:: Exercise objective ::
Would you give the entries again word for word, with no pictures in the copy?

:: Given entries ::
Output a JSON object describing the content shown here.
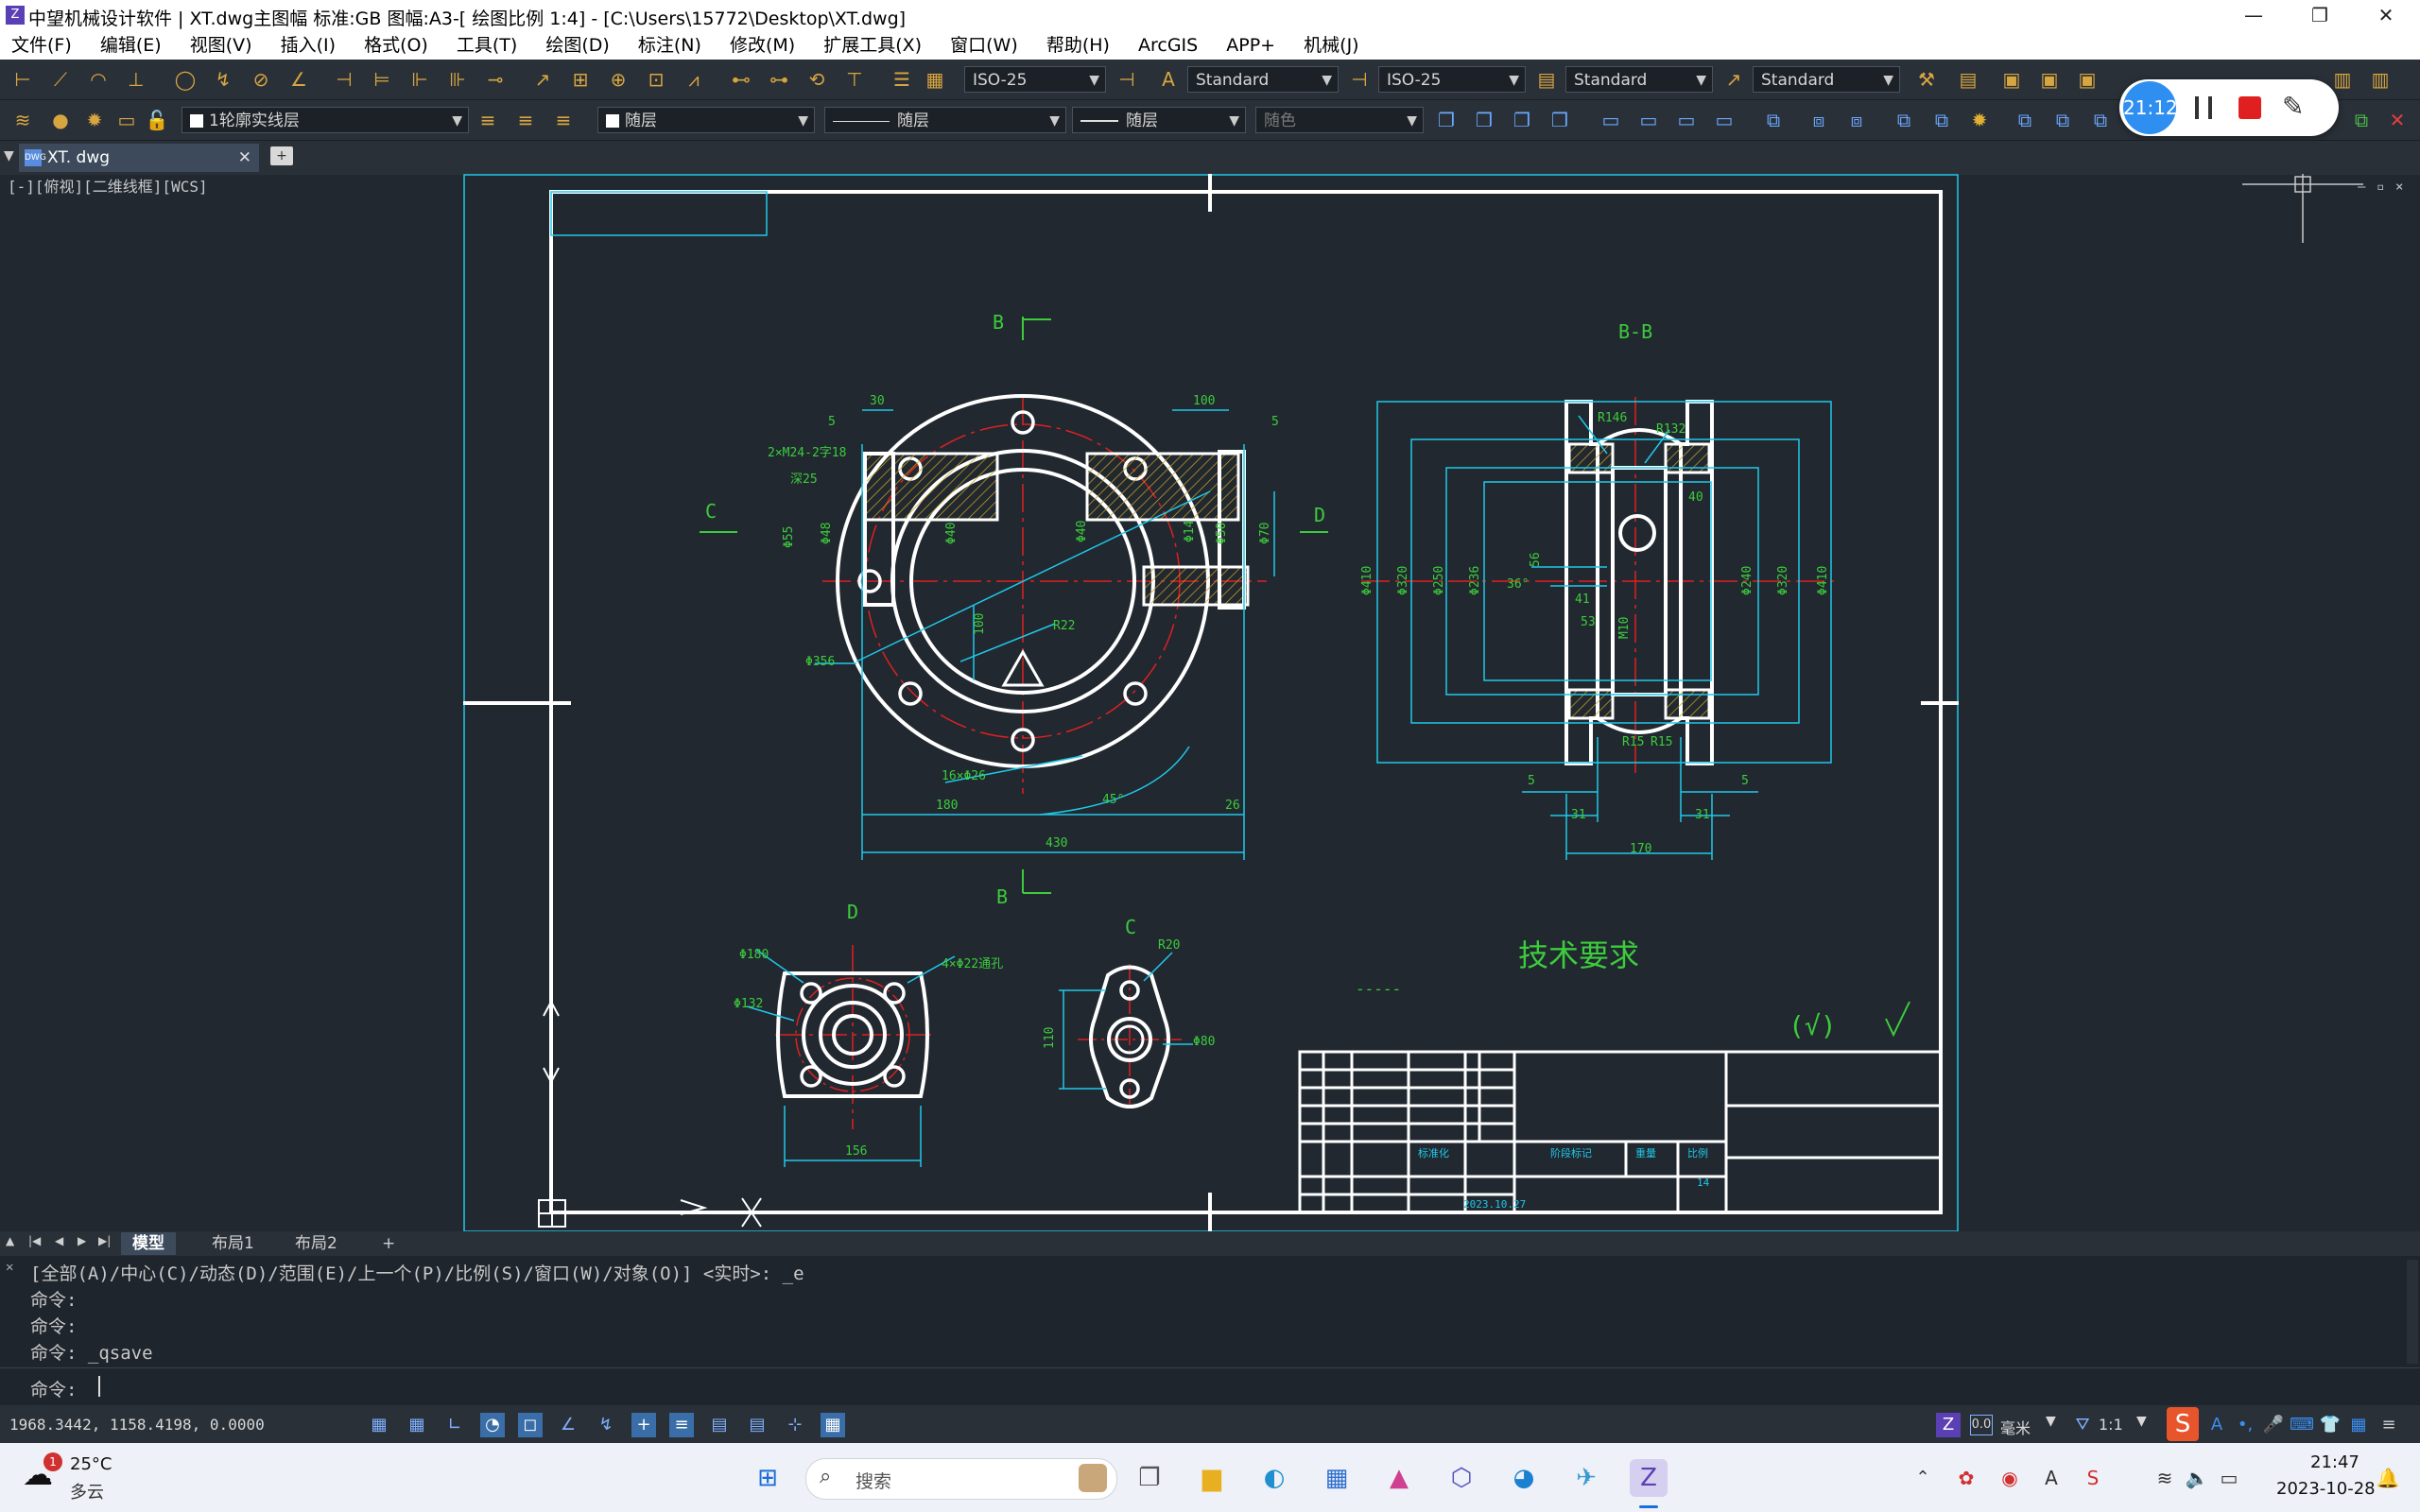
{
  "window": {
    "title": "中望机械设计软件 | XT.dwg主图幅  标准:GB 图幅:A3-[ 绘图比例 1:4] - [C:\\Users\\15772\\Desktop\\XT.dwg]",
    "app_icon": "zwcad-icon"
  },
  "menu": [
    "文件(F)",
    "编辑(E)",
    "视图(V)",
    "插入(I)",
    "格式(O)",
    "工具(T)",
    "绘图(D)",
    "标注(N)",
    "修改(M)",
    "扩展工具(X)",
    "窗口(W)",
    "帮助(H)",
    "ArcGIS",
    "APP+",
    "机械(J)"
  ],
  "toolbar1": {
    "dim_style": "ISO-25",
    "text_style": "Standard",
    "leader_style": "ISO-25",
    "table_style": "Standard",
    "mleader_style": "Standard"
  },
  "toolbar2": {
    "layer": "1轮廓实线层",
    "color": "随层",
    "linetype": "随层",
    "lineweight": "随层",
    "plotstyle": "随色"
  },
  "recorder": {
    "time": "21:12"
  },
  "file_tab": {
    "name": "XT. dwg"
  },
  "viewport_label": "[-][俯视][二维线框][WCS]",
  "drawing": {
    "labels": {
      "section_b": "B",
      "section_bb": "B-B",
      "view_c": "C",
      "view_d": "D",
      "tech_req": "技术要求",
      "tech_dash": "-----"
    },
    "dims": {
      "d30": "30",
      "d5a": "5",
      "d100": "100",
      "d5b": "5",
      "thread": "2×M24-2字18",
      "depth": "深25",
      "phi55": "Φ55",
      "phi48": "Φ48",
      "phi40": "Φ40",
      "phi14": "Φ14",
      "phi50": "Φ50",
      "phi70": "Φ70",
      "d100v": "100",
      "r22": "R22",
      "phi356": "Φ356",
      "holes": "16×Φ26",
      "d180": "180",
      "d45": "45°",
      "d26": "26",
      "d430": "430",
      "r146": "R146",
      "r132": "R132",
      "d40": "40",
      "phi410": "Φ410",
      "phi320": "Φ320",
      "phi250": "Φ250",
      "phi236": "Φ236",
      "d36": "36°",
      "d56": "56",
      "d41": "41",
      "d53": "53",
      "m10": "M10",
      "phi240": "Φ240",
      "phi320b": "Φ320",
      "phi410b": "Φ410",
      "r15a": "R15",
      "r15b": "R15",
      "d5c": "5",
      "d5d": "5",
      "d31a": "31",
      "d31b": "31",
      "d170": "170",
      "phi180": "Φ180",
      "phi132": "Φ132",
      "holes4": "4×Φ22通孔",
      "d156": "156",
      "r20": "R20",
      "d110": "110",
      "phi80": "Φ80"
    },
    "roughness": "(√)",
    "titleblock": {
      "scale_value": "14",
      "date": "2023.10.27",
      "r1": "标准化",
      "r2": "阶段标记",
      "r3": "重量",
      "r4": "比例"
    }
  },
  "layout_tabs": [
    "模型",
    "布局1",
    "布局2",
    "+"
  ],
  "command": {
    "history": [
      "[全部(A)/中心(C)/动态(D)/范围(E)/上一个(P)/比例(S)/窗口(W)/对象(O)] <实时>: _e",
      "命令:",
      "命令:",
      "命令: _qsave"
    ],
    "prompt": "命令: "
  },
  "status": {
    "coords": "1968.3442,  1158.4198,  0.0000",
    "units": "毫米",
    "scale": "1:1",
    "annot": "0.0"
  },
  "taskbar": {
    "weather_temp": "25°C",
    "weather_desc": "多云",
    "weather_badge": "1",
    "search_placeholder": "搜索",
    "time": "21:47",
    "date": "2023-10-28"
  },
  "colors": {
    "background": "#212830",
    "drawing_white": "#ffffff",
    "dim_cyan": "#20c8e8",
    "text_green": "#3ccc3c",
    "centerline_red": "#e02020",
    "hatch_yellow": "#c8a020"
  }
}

:: Result below ::
Output a JSON object describing the content shown here.
{
  "window": {
    "title": "中望机械设计软件 | XT.dwg主图幅  标准:GB 图幅:A3-[ 绘图比例 1:4] - [C:\\Users\\15772\\Desktop\\XT.dwg]",
    "app_icon": "zwcad-icon"
  },
  "menu": [
    "文件(F)",
    "编辑(E)",
    "视图(V)",
    "插入(I)",
    "格式(O)",
    "工具(T)",
    "绘图(D)",
    "标注(N)",
    "修改(M)",
    "扩展工具(X)",
    "窗口(W)",
    "帮助(H)",
    "ArcGIS",
    "APP+",
    "机械(J)"
  ],
  "toolbar1": {
    "dim_style": "ISO-25",
    "text_style": "Standard",
    "leader_style": "ISO-25",
    "table_style": "Standard",
    "mleader_style": "Standard"
  },
  "toolbar2": {
    "layer": "1轮廓实线层",
    "color": "随层",
    "linetype": "随层",
    "lineweight": "随层",
    "plotstyle": "随色"
  },
  "recorder": {
    "time": "21:12"
  },
  "file_tab": {
    "name": "XT. dwg"
  },
  "viewport_label": "[-][俯视][二维线框][WCS]",
  "drawing": {
    "labels": {
      "section_b": "B",
      "section_bb": "B-B",
      "view_c": "C",
      "view_d": "D",
      "tech_req": "技术要求",
      "tech_dash": "-----"
    },
    "dims": {
      "d30": "30",
      "d5a": "5",
      "d100": "100",
      "d5b": "5",
      "thread": "2×M24-2字18",
      "depth": "深25",
      "phi55": "Φ55",
      "phi48": "Φ48",
      "phi40": "Φ40",
      "phi14": "Φ14",
      "phi50": "Φ50",
      "phi70": "Φ70",
      "d100v": "100",
      "r22": "R22",
      "phi356": "Φ356",
      "holes": "16×Φ26",
      "d180": "180",
      "d45": "45°",
      "d26": "26",
      "d430": "430",
      "r146": "R146",
      "r132": "R132",
      "d40": "40",
      "phi410": "Φ410",
      "phi320": "Φ320",
      "phi250": "Φ250",
      "phi236": "Φ236",
      "d36": "36°",
      "d56": "56",
      "d41": "41",
      "d53": "53",
      "m10": "M10",
      "phi240": "Φ240",
      "phi320b": "Φ320",
      "phi410b": "Φ410",
      "r15a": "R15",
      "r15b": "R15",
      "d5c": "5",
      "d5d": "5",
      "d31a": "31",
      "d31b": "31",
      "d170": "170",
      "phi180": "Φ180",
      "phi132": "Φ132",
      "holes4": "4×Φ22通孔",
      "d156": "156",
      "r20": "R20",
      "d110": "110",
      "phi80": "Φ80"
    },
    "roughness": "(√)",
    "titleblock": {
      "scale_value": "14",
      "date": "2023.10.27",
      "r1": "标准化",
      "r2": "阶段标记",
      "r3": "重量",
      "r4": "比例"
    }
  },
  "layout_tabs": [
    "模型",
    "布局1",
    "布局2",
    "+"
  ],
  "command": {
    "history": [
      "[全部(A)/中心(C)/动态(D)/范围(E)/上一个(P)/比例(S)/窗口(W)/对象(O)] <实时>: _e",
      "命令:",
      "命令:",
      "命令: _qsave"
    ],
    "prompt": "命令: "
  },
  "status": {
    "coords": "1968.3442,  1158.4198,  0.0000",
    "units": "毫米",
    "scale": "1:1",
    "annot": "0.0"
  },
  "taskbar": {
    "weather_temp": "25°C",
    "weather_desc": "多云",
    "weather_badge": "1",
    "search_placeholder": "搜索",
    "time": "21:47",
    "date": "2023-10-28"
  },
  "colors": {
    "background": "#212830",
    "drawing_white": "#ffffff",
    "dim_cyan": "#20c8e8",
    "text_green": "#3ccc3c",
    "centerline_red": "#e02020",
    "hatch_yellow": "#c8a020"
  }
}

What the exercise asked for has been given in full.